▶ WORK INSTRUCTION
The answer is all of the entries below, repeated exactly and free of pictures.

▶ GIVEN RECORDS
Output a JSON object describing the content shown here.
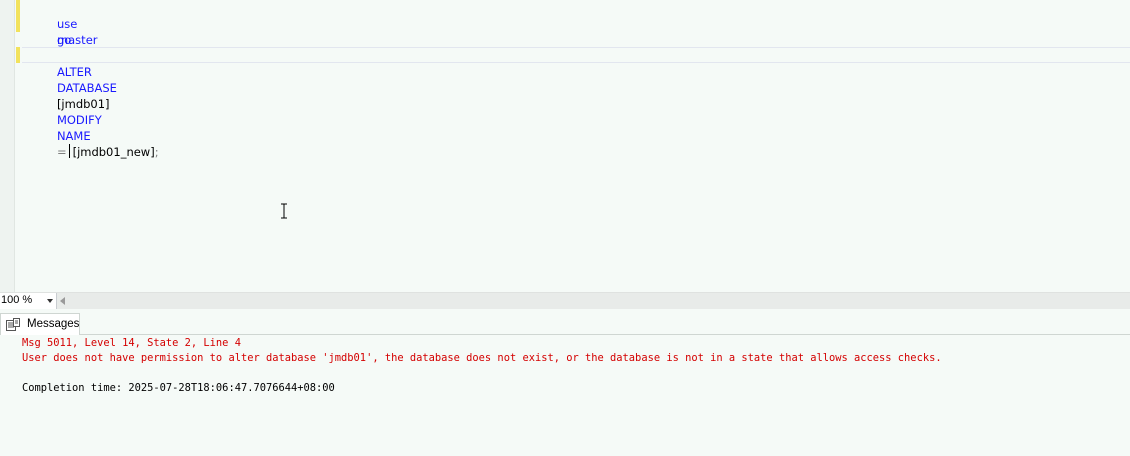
{
  "editor": {
    "line1": {
      "kw": "use",
      "rest": "master"
    },
    "line2": {
      "kw": "go"
    },
    "line4": {
      "kw_alter": "ALTER",
      "kw_database": "DATABASE",
      "db_old": "[jmdb01]",
      "kw_modify": "MODIFY",
      "kw_name": "NAME",
      "op_eq": "=",
      "db_new": "[jmdb01_new]",
      "semicolon": ";"
    }
  },
  "status": {
    "zoom": "100 %"
  },
  "results": {
    "tab_label": "Messages",
    "messages": {
      "error_header": "Msg 5011, Level 14, State 2, Line 4",
      "error_text": "User does not have permission to alter database 'jmdb01', the database does not exist, or the database is not in a state that allows access checks.",
      "completion": "Completion time: 2025-07-28T18:06:47.7076644+08:00"
    }
  },
  "colors": {
    "keyword": "#1a1aff",
    "error": "#d40000",
    "change_marker": "#f2e25c",
    "background": "#f5faf7"
  },
  "icons": [
    "messages-icon",
    "chevron-down-icon",
    "scroll-left-icon",
    "text-cursor-icon"
  ]
}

▶ ANSWER SECTION
Output a JSON object describing the content shown here.
{
  "editor": {
    "line1": {
      "kw": "use",
      "rest": "master"
    },
    "line2": {
      "kw": "go"
    },
    "line4": {
      "kw_alter": "ALTER",
      "kw_database": "DATABASE",
      "db_old": "[jmdb01]",
      "kw_modify": "MODIFY",
      "kw_name": "NAME",
      "op_eq": "=",
      "db_new": "[jmdb01_new]",
      "semicolon": ";"
    }
  },
  "status": {
    "zoom": "100 %"
  },
  "results": {
    "tab_label": "Messages",
    "messages": {
      "error_header": "Msg 5011, Level 14, State 2, Line 4",
      "error_text": "User does not have permission to alter database 'jmdb01', the database does not exist, or the database is not in a state that allows access checks.",
      "completion": "Completion time: 2025-07-28T18:06:47.7076644+08:00"
    }
  },
  "colors": {
    "keyword": "#1a1aff",
    "error": "#d40000",
    "change_marker": "#f2e25c",
    "background": "#f5faf7"
  },
  "icons": [
    "messages-icon",
    "chevron-down-icon",
    "scroll-left-icon",
    "text-cursor-icon"
  ]
}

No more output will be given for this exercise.